Susannah Clapp – The Observer
“A forgotten Orton play is brought to exuberant life … Ellie Jones’s promenade production exudes the right air of jovial anarchy … Jones uses the space imaginatively, and Jem Wall as Erpingham, Matthew Wait as the redcoat and Richard Hahlo as a sanctimonious padre are all spot-on.”
**** “Ellie Jones has pulled off something wonderful here… a brilliant balance of wit and coercion.

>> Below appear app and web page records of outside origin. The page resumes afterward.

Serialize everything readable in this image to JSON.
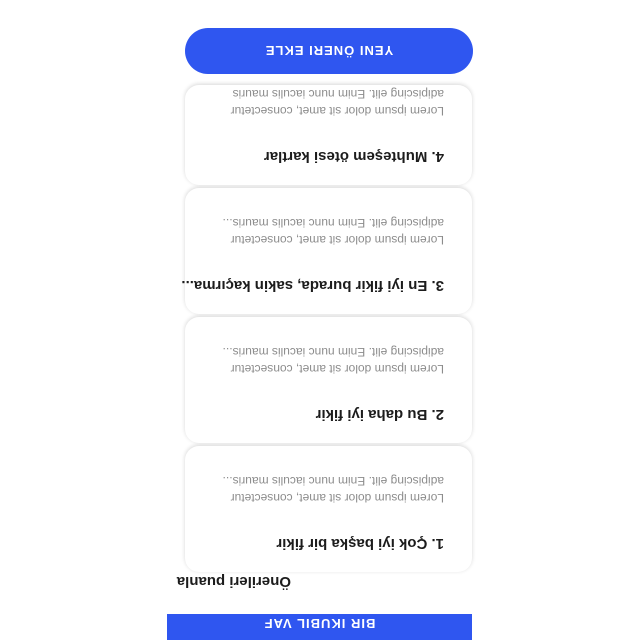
{
  "header": {
    "label": "BIR IKUBIL VAF"
  },
  "section": {
    "title": "Önerileri puanla"
  },
  "cards": [
    {
      "title": "1.  Çok iyi başka bir fikir",
      "line1": "Lorem ipsum dolor sit amet, consectetur",
      "line2": "adipiscing elit. Enim nunc iaculis mauris..."
    },
    {
      "title": "2. Bu daha iyi fikir",
      "line1": "Lorem ipsum dolor sit amet, consectetur",
      "line2": "adipiscing elit. Enim nunc iaculis mauris..."
    },
    {
      "title": "3. En iyi fikir burada, sakin kaçırma...",
      "line1": "Lorem ipsum dolor sit amet, consectetur",
      "line2": "adipiscing elit. Enim nunc iaculis mauris..."
    },
    {
      "title": "4. Muhteşem ötesi kartlar",
      "line1": "Lorem ipsum dolor sit amet, consectetur",
      "line2": "adipiscing elit. Enim nunc iaculis mauris"
    }
  ],
  "add_button": {
    "label": "YENI ÖNERI EKLE"
  },
  "colors": {
    "accent": "#2f56f0",
    "title": "#1c1c1c",
    "body": "#8c8c8c"
  }
}
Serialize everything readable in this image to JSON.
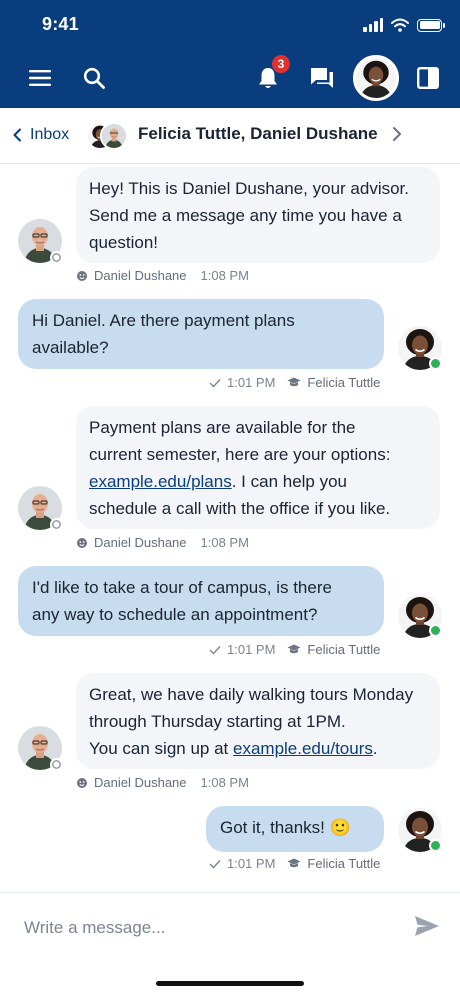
{
  "status_bar": {
    "time": "9:41"
  },
  "app_bar": {
    "notification_count": "3"
  },
  "conversation": {
    "back_label": "Inbox",
    "title": "Felicia Tuttle, Daniel Dushane"
  },
  "messages": [
    {
      "direction": "incoming",
      "lines": [
        "Hey! This is Daniel Dushane, your advisor.",
        "Send me a message any time you have a",
        "question!"
      ],
      "sender": "Daniel Dushane",
      "time": "1:08 PM"
    },
    {
      "direction": "outgoing",
      "lines": [
        "Hi Daniel. Are there payment plans",
        "available?"
      ],
      "sender": "Felicia Tuttle",
      "time": "1:01 PM"
    },
    {
      "direction": "incoming",
      "line1": "Payment plans are available for the",
      "line2": "current semester, here are your options:",
      "link": "example.edu/plans",
      "line3_rest": ". I can help you",
      "line4": "schedule a call with the office if you like.",
      "sender": "Daniel Dushane",
      "time": "1:08 PM"
    },
    {
      "direction": "outgoing",
      "lines": [
        "I'd like to take a tour of campus, is there",
        "any way to schedule an appointment?"
      ],
      "sender": "Felicia Tuttle",
      "time": "1:01 PM"
    },
    {
      "direction": "incoming",
      "line1": "Great, we have daily walking tours Monday",
      "line2": "through Thursday starting at 1PM.",
      "line3_pre": "You can sign up at ",
      "link": "example.edu/tours",
      "line3_post": ".",
      "sender": "Daniel Dushane",
      "time": "1:08 PM"
    },
    {
      "direction": "outgoing",
      "text": "Got it, thanks!",
      "emoji": "🙂",
      "sender": "Felicia Tuttle",
      "time": "1:01 PM"
    }
  ],
  "composer": {
    "placeholder": "Write a message..."
  },
  "colors": {
    "header_blue": "#0a3d7d",
    "outgoing_bubble": "#c7dcee",
    "incoming_bubble": "#f3f5f8",
    "online": "#2fb15a",
    "badge": "#e03131"
  }
}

An unnerving but thrilling evening.” – Dominic Maxwell, The Times
**** “A superbly realised production from director Ellie Jones… crackles with Pinter’s pitch-black wit and horrified fascination with emotional and political power.” Critic’s choice – Andrzej Lukowski, Time Out
**** “Now this is what I call site-specific…Pinter, the master of menace, would surely have revelled in this.” – Fiona Mountford, Evening Standard
**** “An artistic triumph” – Lyn Gardner, The Guardian
***** “The sense of being trapped within a brutal state machine builds and intensifies during this brilliant site-specific production by Hydrocracker” – Jane Hughes, The Independent
I am thrilled to be directing another staging of Hydrocracker‘s The New World Order in Shoreditch Town Hall.
Staged in a former government building, Hydrocracker’s darkly compelling promenade performance journeys from the council chambers of high-minded policymakers to the labyrinthine depths below, where functionaries of the new world order keep ‘the world clean for democracy’.
16 Nov 2011 – 11 December 2011 / 19:00, 21:15
I always love to hear from people with interesting ideas for things to do. Please contact me !